The last time Hill began an NBA season he finished in uniform, he averaged 25.8 points, 6.6 rebounds and 5.2 assists in Detroit. It was 1999-2000. His rookie teammate Dwight Howard was 14 years old. "Clinton was still in office," Hill said.
The Tracy McGrady era in Orlando happened without him. The Magic has changed coaches since he played last, jettisoning Doc Rivers last season. He's got a new crew -- Steve Francis, Cuttino Mobley and Hedo Turkoglu were all acquired in the offseason. "The T-Mac saga has come and went, everyone thinks it's not going to work out anyway, so I've got nothing to lose," he said.
Calvin Hill, his father and the former NFL running back, will be in attendance tonight, along with James Nunley, the Duke orthopedic surgeon who helped salvage that foot and a career .
Hill's 21/2-year-old daughter, Myla, who was not yet conceived when he last completed a season, now comes to the games with her mother and Hill's wife, Tamia, the rhythm and blues singer.
"It'd be nice for her these next four or five years or whatever to see me play," he said. "I think it was neat for me to see my dad at the end of his career. Though I didn't necessarily see him in his prime, it was nice to have those memories. Hopefully, my daughter will have the same."
"Look, assuming this ankle holds up," Hill added, " I haven't put that much mileage on my body. Some people look at it as the years I've lost. I'm looking at it as, I've got years on the back end."
You look up a Grant Hill comeback story from two years ago that never made it to print because of yet another injury.
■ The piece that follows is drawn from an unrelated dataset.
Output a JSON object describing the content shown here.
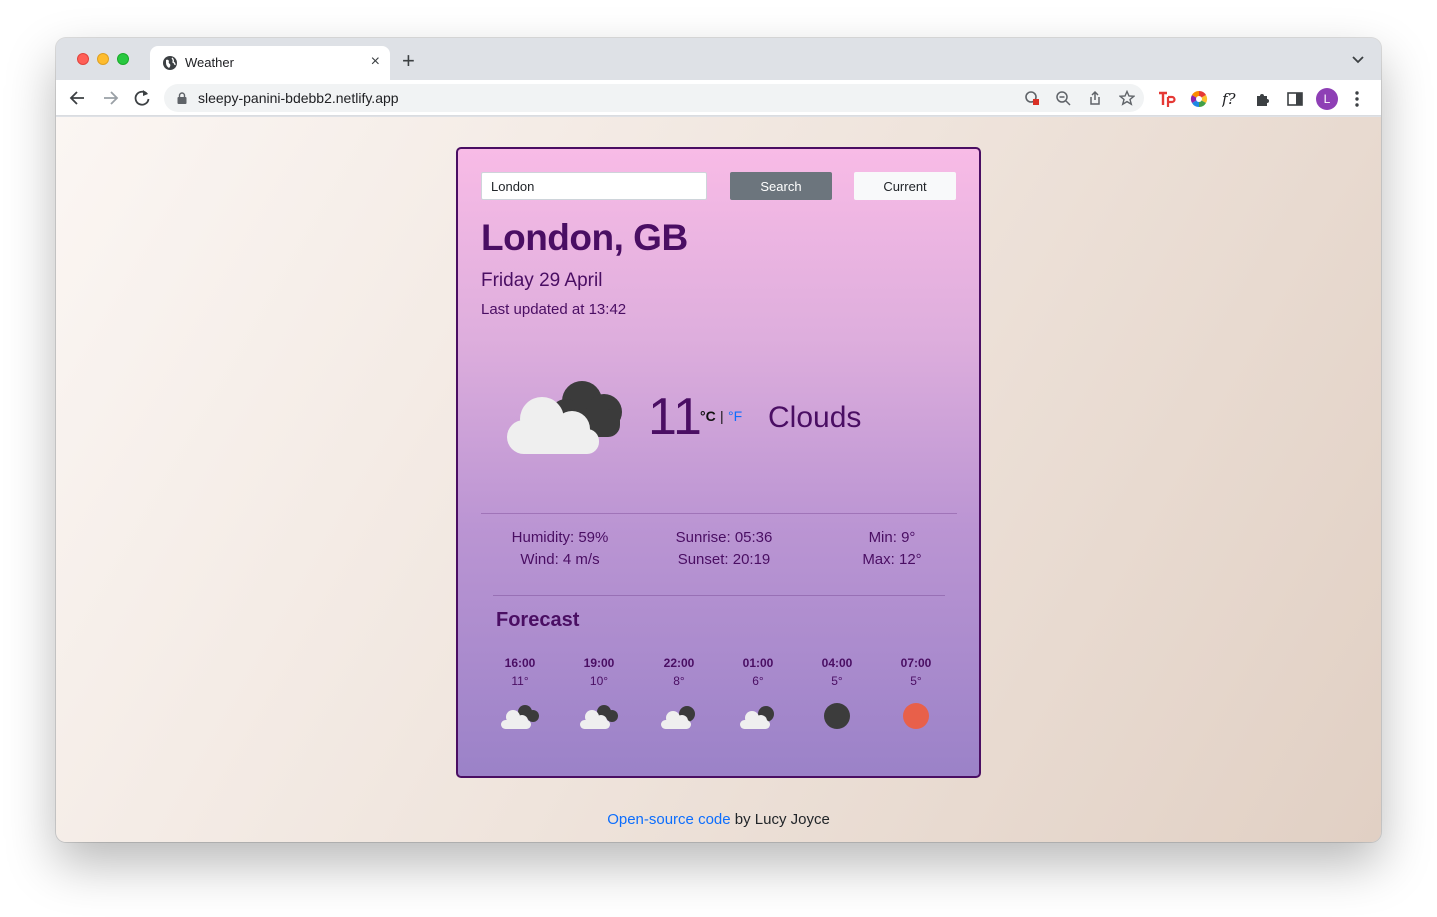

"There's a gospel saying, 'Gold without fire is not pure gold.' You got to go through that," Hill said then.
Gold without fire is not pure gold. Kind of fits, no?